There's a lot that we can say about this. We can decry Matos' obvious failure to understand the concept of "Sport". We can talk about his not "being a good loser". And we can discuss the many ways in which his intemperate reaction has put his chosen sport (which was his life) in "Ill Repute".
One-time Olympic taekwondo champ Angel Matos of Cuba was booted from the sport for life after angrily kicking a referee in the face following his disqualification in a bronze medal match.
Matos - who took the gold in 2000 - flew into a rage Saturday after referee Chakir Chelbat disqualified him for exceeding the one-minute limit for injury treatment.

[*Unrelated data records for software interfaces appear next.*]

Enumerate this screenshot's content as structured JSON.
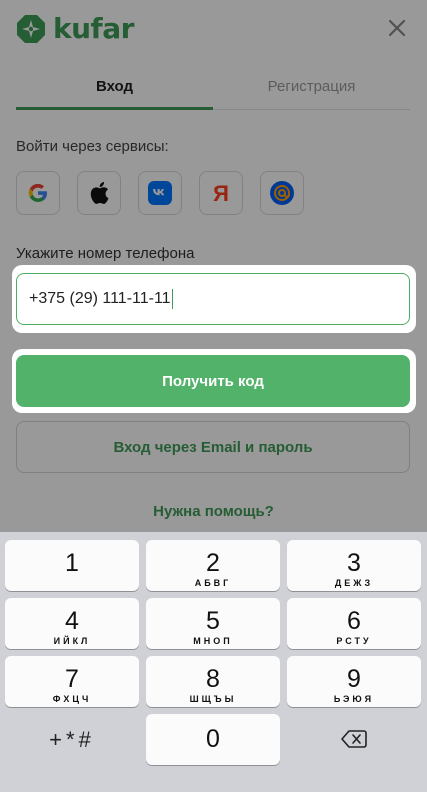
{
  "header": {
    "logo_text": "kufar",
    "logo_icon": "kufar-logo-icon",
    "close_icon": "close-icon"
  },
  "tabs": [
    {
      "label": "Вход",
      "active": true
    },
    {
      "label": "Регистрация",
      "active": false
    }
  ],
  "services": {
    "label": "Войти через сервисы:",
    "items": [
      {
        "name": "google-icon",
        "glyph": "G"
      },
      {
        "name": "apple-icon",
        "glyph": ""
      },
      {
        "name": "vk-icon",
        "glyph": "VK"
      },
      {
        "name": "yandex-icon",
        "glyph": "Я"
      },
      {
        "name": "mail-ru-icon",
        "glyph": "@"
      }
    ]
  },
  "phone": {
    "label": "Укажите номер телефона",
    "value": "+375 (29) 111-11-11"
  },
  "buttons": {
    "get_code": "Получить код",
    "email_login": "Вход через Email и пароль",
    "help": "Нужна помощь?"
  },
  "keyboard": {
    "keys": [
      {
        "num": "1",
        "sub": ""
      },
      {
        "num": "2",
        "sub": "АБВГ"
      },
      {
        "num": "3",
        "sub": "ДЕЖЗ"
      },
      {
        "num": "4",
        "sub": "ИЙКЛ"
      },
      {
        "num": "5",
        "sub": "МНОП"
      },
      {
        "num": "6",
        "sub": "РСТУ"
      },
      {
        "num": "7",
        "sub": "ФХЦЧ"
      },
      {
        "num": "8",
        "sub": "ШЩЪЫ"
      },
      {
        "num": "9",
        "sub": "ЬЭЮЯ"
      }
    ],
    "symbols": "+*#",
    "zero": "0",
    "delete_icon": "backspace-icon"
  },
  "colors": {
    "brand_green": "#3f9b57",
    "button_green": "#52b26a",
    "overlay": "rgba(0,0,0,0.40)"
  }
}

Let's roll it all up into Door Number Two: "Being a Good Loser".
Many serious competitors will respond with this acerbic quote: "Show me a Good Loser, and I'll show you a Loser."
For the most keenly competitive, there is no acceptable alternative to winning. That is what makes them good competitors. They don't know how to lose "gracefully". They will not allow the concept of losing to taint their determination, and it is all part of their plan to win. Often, this is the critical 'edge' which turns a stellar performance (in a field of stellar performers) into a Win.
And win they do.
Matos won in the 2000 Olympics.
He came in at 11th place in the 2004 Athens Olympics. Clearly, he was disappointed in this finish, and his determination was even more powerful than it had been in 2000; back then, he didn't have a reputation to protect. Today, he did.
When he was knocked down today, he was either unwilling or unable to regain his feet after the 60-second countdown. (Boxers only have 10 seconds!) The referee "disqualified" him, which we can only assume was vaguely similar to being "Disqualified" in IPSC/USPSA shooting competition. (Note the vague nod to the notional theme of the blog.)
Matos reacted badly. He physically assaulted the referee who had DQ'd him ... more than once. And then he spit on the mats to further express his extreme disgust at what he must have perceived to be an unfair judgment which had nothing to do with his competence at his sport.
He really thought he could win.
After all, he was fighting with two broken toes. The endurance of pain in pursuit of victory is a primary indicator of excellence in all sorts of competition.
I'm not excusing Matos' out-of-control behavior. I'm only trying to understand it.
At that level of competition, nobody is a "Nice Guy". To Win, is everything. And in his pain, and disappointment, and sense of having not being dealt with fairly he lashed out against the perceived author of his loss ... the referee.
The referee just ... walked off the floor.
After Matos departed, Cuban coach Leudis Gonzalez said the decision to disqualify the Olympian was "too strict" - and suggested the match was fixed. Gonzalez claimed he was offered cash for Matos to throw the fight.
The World Taekwondo Federation announced a lifetime ban on both athlete and coach, ruling neither can ever participate in any championships sanctioned by the organization.
And the WTF could do nothing less, to defend the sport.He did The Wrong Thing, so they Did The Right Thing. This is one time that "Throw Him Under The Bus" was needful.
Matos, of course, is ruined. As is his coach. And this is as it should be, because at the extremely high level of competition, it must not only be fair, but it must be seen to be fair.
Moving back to the world of IPSC/USPSA, if a competitor exhibited a similar expression of outrage ... or, as we say in the real world, "threw a hissy-fit", that competitor should similarly be banned eternally from competition.
Unfortunately, that is not always the way it works.
But even if the competition is only at the Club level, that is the way it should work.
You know what I'm saying?